Capitalism's Crisis Within, and How Larry Summers Still Doesn't Get It
Janine R. WedelAuthor, "Shadow Elite" Posted: 04/21/11 08:19 AM ET
It's strange to think that, while attending a recent conference of some of the most illustrious names in economics and finance, the talk of the 2008 market implosion actually transported me back to eastern Europe in the years before and soon after communism fell.
When listening to the many ways that economic dogma has diverged from economic reality, it began to seem as if capitalism, like communism, was a system that had rotted from within. The conference, held in the iconic setting of Bretton Woods, New Hampshire, was organized by the Institute for New Economic Thinking. INET is backed by billionaire financier and philanthropist George Soros, someone with intimate knowledge of communism and its many corruptions. The message from some at INET seemed to be, if capitalism is to thrive, it needs to be saved from itself and its most ideologically-hardened practitioners.
Among those practitioners are the free market economists at prestigious universities and institutions whose predictions have been so wildly off the mark, and the financial wizards who espouse the ideals of capitalism but have actually twisted and compromised those ideals at trading desks and boardrooms across the world. As they sold the conventional wisdom that a rising tide lifts all boats, the reality is that most of us have been pushed under water by a wave of surging income and wealth inequality.

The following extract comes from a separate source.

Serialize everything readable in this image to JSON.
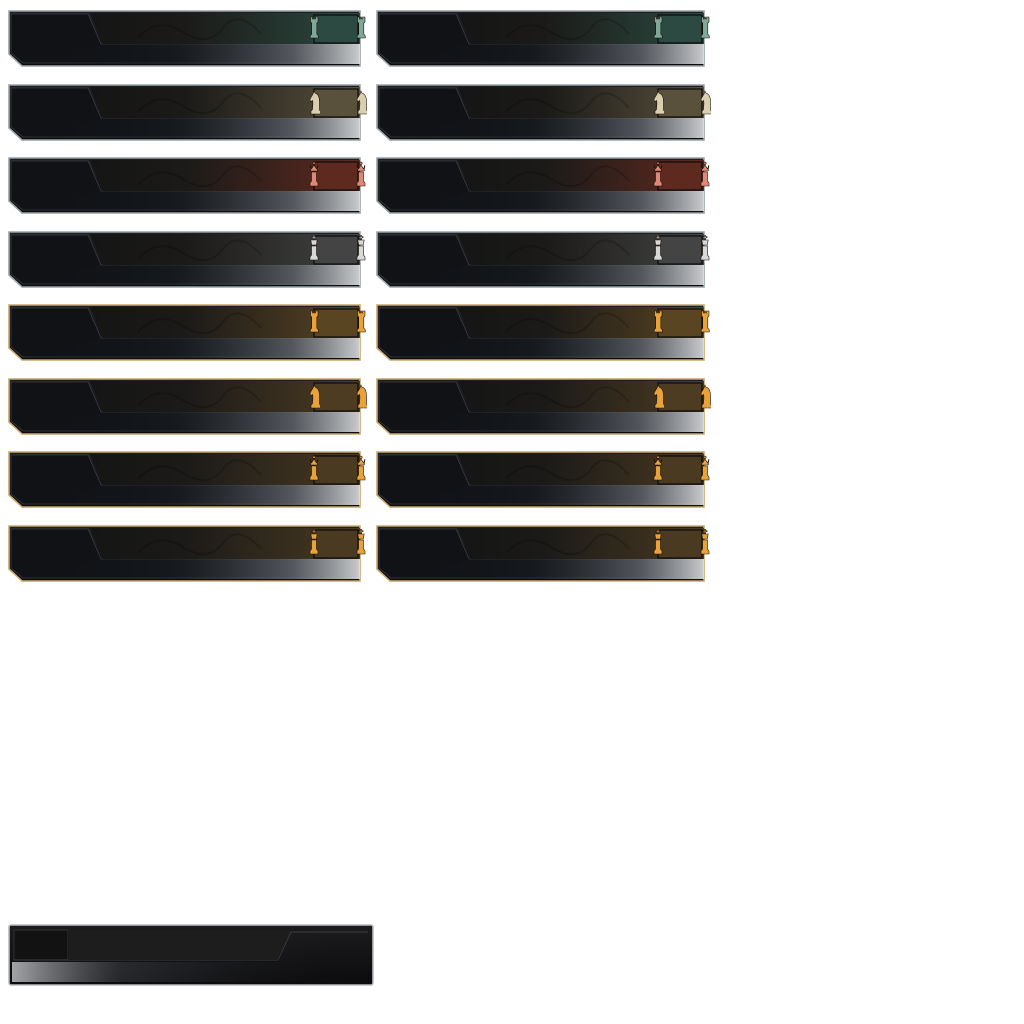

Princeton economic historian Harold James believes that trust in economic predictions has been broken, and it's not hard to see why. In the free market utopia, markets are supposed to allocate efficiently, self-correct, and bring ever greater prosperity to all, if only regulators would get out of the way of rational financial actors. But just as in that other, now-discredited utopian system (communism), the ideology and the reality had little connection to each other. What we have seen in the disaster of the past few years is that getting out of the way allowed a small fraction of the elite to get very rich by making extremely risky bets. In my view, they used what I call shadow, or unregistered, lobbyists to shape and keep government policies to their liking. And when their luck turned, these "free marketeers" sought and got government help. So much for "getting out of the way." And welcome to the era of moral hazard, a threat which, Soros said, now "looms larger than ever before." more